The knight in the crowd flinched at his name. Then, he bellowed out loud
"Is all ye has to say, you old hag? Let's hear some more threats before ye roast."
The figure did not reply though. In fact it did not make another sound, not even when it's shift and hair flared up bathing it in a sheet of flame.
I looked at the couple in front of me; their eyes were filled with expectant hope with the miracle that they expected me to perform. It is not necessary in this job to meet the clients, but I always do. It turns the procedure from a cold and clinical act to something more intimate and meaningful.
"We have four girls and really want a boy to make our family complete," the man explained. His wife squeezed his hand in support.
"To date," I replied "Our clinic has performed one thousand two hundred and sixty two gender selections out of one thousand two hundred and sixty two attempts. From your medical records, I can see there is no reason why you should not be one thousand two hundred and sixty three."
"We know your success rate, Doctor Denham," the woman said. "That is why we had to come to you. My family runs to daughters and after two tries at a boy, we decided to seek professional help."
That and the fact that you could afford to pay my fees, I thought.

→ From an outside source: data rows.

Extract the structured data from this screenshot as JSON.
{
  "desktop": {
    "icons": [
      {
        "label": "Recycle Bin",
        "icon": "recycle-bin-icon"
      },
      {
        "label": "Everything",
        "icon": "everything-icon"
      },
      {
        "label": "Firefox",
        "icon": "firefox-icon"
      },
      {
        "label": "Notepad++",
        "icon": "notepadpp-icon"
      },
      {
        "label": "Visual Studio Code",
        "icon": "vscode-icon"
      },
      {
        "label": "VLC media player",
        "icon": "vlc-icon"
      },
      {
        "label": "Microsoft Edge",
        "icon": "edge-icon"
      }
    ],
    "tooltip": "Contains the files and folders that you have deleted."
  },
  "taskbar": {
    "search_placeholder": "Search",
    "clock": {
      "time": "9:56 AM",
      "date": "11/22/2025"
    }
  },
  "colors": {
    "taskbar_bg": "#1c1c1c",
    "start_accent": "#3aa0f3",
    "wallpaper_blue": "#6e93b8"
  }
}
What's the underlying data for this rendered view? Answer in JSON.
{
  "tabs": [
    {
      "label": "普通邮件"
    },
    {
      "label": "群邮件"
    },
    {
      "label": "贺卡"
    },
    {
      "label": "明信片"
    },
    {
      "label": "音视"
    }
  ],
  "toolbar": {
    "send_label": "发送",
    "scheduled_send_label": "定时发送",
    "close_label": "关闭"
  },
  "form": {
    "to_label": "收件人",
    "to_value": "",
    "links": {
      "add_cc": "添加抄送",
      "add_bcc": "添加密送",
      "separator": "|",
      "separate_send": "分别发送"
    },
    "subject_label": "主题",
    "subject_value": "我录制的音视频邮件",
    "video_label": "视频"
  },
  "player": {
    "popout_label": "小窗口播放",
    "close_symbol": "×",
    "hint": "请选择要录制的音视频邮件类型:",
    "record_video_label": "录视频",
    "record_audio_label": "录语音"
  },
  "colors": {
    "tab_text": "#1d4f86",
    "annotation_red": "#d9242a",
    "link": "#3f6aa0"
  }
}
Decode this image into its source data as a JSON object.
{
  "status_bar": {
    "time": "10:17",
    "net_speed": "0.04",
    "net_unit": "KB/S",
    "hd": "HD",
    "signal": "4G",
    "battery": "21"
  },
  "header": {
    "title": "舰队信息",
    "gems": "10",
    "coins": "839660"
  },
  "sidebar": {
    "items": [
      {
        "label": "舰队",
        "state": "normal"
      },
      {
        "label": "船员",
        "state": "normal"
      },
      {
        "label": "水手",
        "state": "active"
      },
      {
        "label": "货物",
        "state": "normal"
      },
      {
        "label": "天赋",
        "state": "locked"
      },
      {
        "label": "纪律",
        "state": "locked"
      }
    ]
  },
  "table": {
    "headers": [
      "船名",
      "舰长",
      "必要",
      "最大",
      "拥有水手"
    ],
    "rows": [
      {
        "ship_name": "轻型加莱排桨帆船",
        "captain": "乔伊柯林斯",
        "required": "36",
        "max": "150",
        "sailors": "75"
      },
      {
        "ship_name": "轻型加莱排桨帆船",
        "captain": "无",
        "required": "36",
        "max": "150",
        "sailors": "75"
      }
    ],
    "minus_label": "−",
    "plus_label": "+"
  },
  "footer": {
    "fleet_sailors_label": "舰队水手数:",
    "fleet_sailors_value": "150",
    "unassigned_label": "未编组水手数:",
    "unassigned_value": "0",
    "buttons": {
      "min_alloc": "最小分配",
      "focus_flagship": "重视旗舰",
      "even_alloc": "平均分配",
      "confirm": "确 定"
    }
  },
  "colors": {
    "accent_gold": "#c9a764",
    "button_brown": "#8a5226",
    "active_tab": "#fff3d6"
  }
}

"Well, you already know the procedure, but I will outline it anyway. We will take some of your sperm, Martin, and select those with Y-chromosomes. These will be used to fertilise some of your eggs, Barbara. When we are happy that the embryos are healthy, we will implant two of them in your womb. If one or both take then in nine months, you will have your son. If not, we will repeat the procedure until you do. To date, we have needed to do it this more than three times.
The couple looked at each other and glowed with happiness.
"To think next Christmas we could have our very own son!" Barbara whispered. "We have so waited for that day. Thank you, Doctor!"
The report landed on my desk and I stared at it in disbelief. Four eggs fertilised and all were female! Our sperm selection system is not a hundred per cent reliable so occasionally a batch of embryos will contain one of the wrong gender. But never two. As for four, well the odds of that were astronomical.
I called the lab.
"Jill, I want you to personally do the fertilisation of the next batch of McDonald eggs. Do them one at a time and watch the process.
Half an hour later, she rang back.
"Mike, you had better come down here."
Fortunately, it was only routine paperwork that I was doing. Thus I was in the lab in five minutes.
"What is it, Jill?"
"It will be easier to explain if you watch."
I keyed a screen so I could observe the image in her microscope.